Editor’s Note: October 2008
Author: M.Washo Editor-in-Chief | Photographer: photography by anne
I often feel that I lead a somewhat selfish existence. The only creature I have to look after is my dog, and his needs are somewhat minimal. I look at my sister with three children, a cat, a puppy and a full-time job and wonder how in the world she manages to pull it all off—with any bit of her sanity in tact. Did I mention she is my younger sister?
It was with these thoughts on my mind that I decided to participate in Challenge Day, a three-day program that recently took place with the eighth grade students of Hilton Head Middle School. As any editor of any magazine, I receive calls all day, every day, asking for space in the magazine to tell this story or that. Most are for charity events, some are for personal benefit, and some are just to make the public aware of something that is relevant to our community.
Kim Gartner, a science teacher at Hilton Head Middle School, called to ask if CH2 would be interested in covering the story, but she also asked if we would participate as “adult facilitators” of the day (see story on page 94). We did. Paul deVere, Morgan O’Banion and I woke up at 6 a.m. (at which point I was already feeling empathetic towards the plight of eighth graders) to be at the school by 7:30 a.m. We didn’t really know what exactly to expect—and I think all three of us got more than we bargained for.
I’ll be the first to admit that I have led a somewhat sheltered life. Raised in a small town in upstate NY with a very close, big (seven of us!), and religious family, most of the things teenagers are dealing with today are things I didn’t even come into contact with until I was in my twenties. Drugs, alcohol, violent death of loved ones, racism, sex. And we live on Hilton Head Island. Not New York City. It was an eye-opener, to say the least.
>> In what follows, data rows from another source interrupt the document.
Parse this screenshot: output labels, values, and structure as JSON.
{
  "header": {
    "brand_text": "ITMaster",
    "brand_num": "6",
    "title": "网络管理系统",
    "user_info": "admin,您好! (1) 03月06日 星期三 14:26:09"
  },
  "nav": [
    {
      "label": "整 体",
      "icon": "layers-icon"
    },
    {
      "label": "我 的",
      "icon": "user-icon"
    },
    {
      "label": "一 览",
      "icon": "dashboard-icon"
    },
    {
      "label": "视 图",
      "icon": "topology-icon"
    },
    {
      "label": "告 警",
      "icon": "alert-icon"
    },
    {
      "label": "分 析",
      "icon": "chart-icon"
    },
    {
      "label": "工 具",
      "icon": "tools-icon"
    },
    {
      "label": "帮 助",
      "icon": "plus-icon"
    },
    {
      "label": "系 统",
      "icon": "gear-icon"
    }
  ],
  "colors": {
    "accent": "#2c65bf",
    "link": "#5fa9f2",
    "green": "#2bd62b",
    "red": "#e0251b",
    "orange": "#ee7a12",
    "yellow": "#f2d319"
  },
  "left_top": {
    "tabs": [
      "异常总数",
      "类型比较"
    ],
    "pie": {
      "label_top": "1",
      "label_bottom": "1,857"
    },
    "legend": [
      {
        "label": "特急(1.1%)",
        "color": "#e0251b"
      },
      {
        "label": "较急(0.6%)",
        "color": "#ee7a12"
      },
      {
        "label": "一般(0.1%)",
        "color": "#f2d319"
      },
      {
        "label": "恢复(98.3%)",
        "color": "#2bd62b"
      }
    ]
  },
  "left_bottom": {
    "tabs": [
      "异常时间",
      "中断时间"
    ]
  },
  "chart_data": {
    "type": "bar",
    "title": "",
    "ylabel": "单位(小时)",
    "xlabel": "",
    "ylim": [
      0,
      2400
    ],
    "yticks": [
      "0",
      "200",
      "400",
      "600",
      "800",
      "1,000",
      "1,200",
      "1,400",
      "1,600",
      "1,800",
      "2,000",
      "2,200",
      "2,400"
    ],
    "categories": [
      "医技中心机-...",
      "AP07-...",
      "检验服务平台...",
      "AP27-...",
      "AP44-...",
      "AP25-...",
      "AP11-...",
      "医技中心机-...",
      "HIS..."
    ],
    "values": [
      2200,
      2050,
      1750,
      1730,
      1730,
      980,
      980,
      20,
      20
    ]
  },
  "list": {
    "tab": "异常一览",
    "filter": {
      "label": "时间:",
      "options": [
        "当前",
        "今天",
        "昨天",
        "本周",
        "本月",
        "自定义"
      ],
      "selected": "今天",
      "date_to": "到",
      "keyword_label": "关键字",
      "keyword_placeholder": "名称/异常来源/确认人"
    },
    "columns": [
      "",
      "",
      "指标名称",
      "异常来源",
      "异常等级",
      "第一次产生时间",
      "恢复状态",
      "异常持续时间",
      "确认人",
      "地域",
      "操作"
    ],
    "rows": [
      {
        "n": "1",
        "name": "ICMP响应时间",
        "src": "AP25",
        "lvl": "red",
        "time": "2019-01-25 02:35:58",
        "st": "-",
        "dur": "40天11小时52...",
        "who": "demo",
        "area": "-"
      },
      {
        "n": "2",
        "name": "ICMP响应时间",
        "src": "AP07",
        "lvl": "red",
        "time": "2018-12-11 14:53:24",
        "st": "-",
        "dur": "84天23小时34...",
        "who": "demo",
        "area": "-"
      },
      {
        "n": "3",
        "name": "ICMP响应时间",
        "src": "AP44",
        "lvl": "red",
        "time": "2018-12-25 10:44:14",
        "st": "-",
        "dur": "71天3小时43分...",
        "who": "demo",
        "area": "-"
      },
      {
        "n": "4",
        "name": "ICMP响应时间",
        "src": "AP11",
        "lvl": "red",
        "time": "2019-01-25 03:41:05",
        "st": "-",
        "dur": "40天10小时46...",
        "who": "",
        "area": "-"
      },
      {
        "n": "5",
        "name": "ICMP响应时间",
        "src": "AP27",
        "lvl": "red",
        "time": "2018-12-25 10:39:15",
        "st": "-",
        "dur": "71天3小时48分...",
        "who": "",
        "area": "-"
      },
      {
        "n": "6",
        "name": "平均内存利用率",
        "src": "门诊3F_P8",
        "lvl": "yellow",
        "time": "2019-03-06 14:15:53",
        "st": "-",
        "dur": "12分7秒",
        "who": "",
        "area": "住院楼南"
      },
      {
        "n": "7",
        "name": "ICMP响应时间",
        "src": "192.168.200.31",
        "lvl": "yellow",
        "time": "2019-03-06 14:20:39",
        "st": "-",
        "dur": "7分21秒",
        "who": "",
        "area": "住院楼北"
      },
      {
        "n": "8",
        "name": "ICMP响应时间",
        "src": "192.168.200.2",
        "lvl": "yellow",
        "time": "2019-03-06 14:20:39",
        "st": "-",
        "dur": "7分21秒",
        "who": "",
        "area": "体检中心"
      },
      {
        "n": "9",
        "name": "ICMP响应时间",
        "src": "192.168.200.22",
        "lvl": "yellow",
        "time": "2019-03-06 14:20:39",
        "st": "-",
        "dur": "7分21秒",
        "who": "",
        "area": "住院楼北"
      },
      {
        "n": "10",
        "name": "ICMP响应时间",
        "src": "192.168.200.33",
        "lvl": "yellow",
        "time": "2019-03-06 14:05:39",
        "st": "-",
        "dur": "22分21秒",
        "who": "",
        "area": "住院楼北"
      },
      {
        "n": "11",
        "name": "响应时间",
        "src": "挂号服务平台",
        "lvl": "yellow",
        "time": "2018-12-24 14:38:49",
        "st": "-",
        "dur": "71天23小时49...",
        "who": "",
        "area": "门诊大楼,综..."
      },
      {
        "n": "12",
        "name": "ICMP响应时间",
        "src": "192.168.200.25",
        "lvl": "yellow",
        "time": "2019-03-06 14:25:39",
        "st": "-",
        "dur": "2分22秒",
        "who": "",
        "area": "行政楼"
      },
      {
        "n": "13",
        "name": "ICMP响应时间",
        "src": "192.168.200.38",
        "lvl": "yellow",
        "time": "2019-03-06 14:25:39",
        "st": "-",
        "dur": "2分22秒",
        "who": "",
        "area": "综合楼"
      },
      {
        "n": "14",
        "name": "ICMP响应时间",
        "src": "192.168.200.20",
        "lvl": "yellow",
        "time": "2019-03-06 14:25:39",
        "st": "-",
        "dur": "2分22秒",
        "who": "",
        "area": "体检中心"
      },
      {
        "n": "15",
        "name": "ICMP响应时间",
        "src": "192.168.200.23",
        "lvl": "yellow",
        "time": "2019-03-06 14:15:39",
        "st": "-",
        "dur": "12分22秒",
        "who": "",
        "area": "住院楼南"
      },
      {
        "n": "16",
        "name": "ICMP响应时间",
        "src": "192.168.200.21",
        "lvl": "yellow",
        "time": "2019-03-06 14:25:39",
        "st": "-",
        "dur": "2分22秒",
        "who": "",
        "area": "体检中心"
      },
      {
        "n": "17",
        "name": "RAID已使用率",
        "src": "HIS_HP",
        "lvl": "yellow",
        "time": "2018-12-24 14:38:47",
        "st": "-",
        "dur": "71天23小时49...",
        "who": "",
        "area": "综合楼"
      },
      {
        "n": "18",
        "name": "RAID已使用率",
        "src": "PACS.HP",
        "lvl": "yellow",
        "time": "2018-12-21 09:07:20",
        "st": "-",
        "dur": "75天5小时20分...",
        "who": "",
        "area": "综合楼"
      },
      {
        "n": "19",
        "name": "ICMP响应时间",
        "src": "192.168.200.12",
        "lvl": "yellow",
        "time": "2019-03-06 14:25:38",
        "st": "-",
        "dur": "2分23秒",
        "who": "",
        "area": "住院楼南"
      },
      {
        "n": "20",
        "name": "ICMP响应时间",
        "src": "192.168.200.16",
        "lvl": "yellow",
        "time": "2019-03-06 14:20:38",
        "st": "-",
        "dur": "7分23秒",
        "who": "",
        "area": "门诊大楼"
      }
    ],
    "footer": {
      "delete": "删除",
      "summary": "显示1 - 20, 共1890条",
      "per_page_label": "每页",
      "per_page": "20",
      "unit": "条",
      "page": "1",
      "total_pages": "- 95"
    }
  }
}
My heart went out to the young people we met that day, and I think Challenge Day might have touched me as much as it (hopefully) did them. I left the school feeling emotionally exhausted, with a new respect for the teachers that are not only teaching today’s children how to read and write, but are acting as guidance counselors, parents and friends to their kids as well.
I would like to thank everyone at the Hilton Head Middle School for inviting me to share Challenge Day with you.